By Karl Denninger
When the government began rescuing it from collapse in the fall of 2008 with what has become a $182 billion lifeline, A.I.G. was required to forfeit its right to sue several banks — including Goldman, Société Générale, Deutsche Bank and Merrill Lynch — over any irregularities with most of the mortgage securities it insured in the precrisis years.
But after the Securities and Exchange Commission’s civil fraud suit filed in April against Goldman for possibly misrepresenting a mortgage deal to investors, A.I.G. executives and shareholders are asking whether A.I.G. may have been misled by Goldman into insuring mortgage deals that the bank and others may have known were flawed.
If you’re a big bank, when things go south the government will force those who dealt with you to give up their right to sue you for your misrepresentations!
“This really suggests they had myopia and they were looking at it entirely through the perspective of the banks,” Mr. Skeel said.
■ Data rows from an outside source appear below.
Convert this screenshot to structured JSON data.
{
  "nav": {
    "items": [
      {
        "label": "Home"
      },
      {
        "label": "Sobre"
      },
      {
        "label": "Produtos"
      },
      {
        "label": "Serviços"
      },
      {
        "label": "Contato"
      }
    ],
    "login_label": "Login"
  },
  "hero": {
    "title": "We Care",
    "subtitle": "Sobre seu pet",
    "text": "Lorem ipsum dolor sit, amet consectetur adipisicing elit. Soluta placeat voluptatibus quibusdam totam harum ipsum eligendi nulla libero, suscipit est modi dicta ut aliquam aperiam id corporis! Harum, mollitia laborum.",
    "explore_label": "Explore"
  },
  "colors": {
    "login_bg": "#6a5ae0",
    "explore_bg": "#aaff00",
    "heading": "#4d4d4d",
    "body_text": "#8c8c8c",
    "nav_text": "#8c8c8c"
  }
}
No, it says in plain English that if you’re a bank there are no laws.
There are no laws about money-laundering that will be enforced.
There are no laws about bribery that will be enforced.
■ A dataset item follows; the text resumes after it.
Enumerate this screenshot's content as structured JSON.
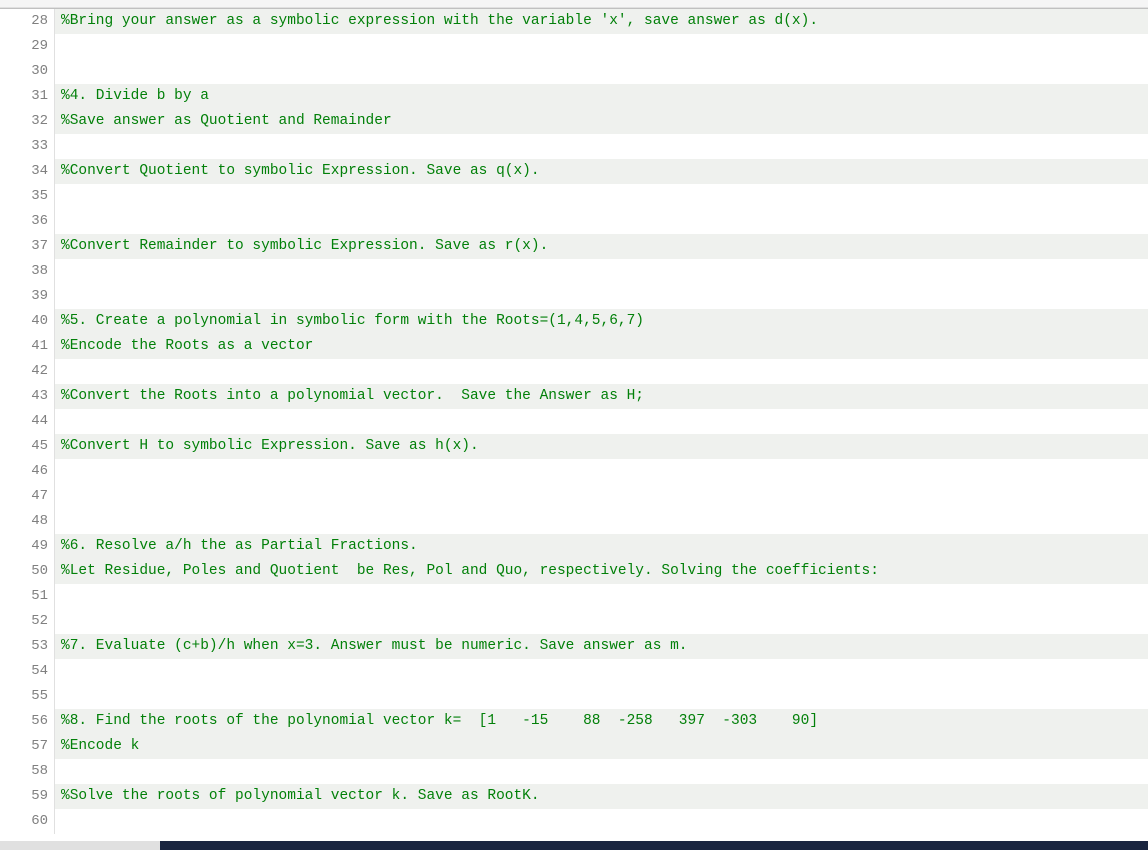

There are no laws about bid-rigging that will be enforced.
There are no laws about emitting fraudulent securities that will be enforced.
And there are no laws about intentionally screwing counterparties that will be enforced.
Everyone else has to follow these laws.
But if you’re a big bank, you can do all these things and more, and there is absolutely no criminal or civil enforcement available to anyone to do anything about it.
May I ask, quite politely, why the American public peacefully accepts this state of affairs?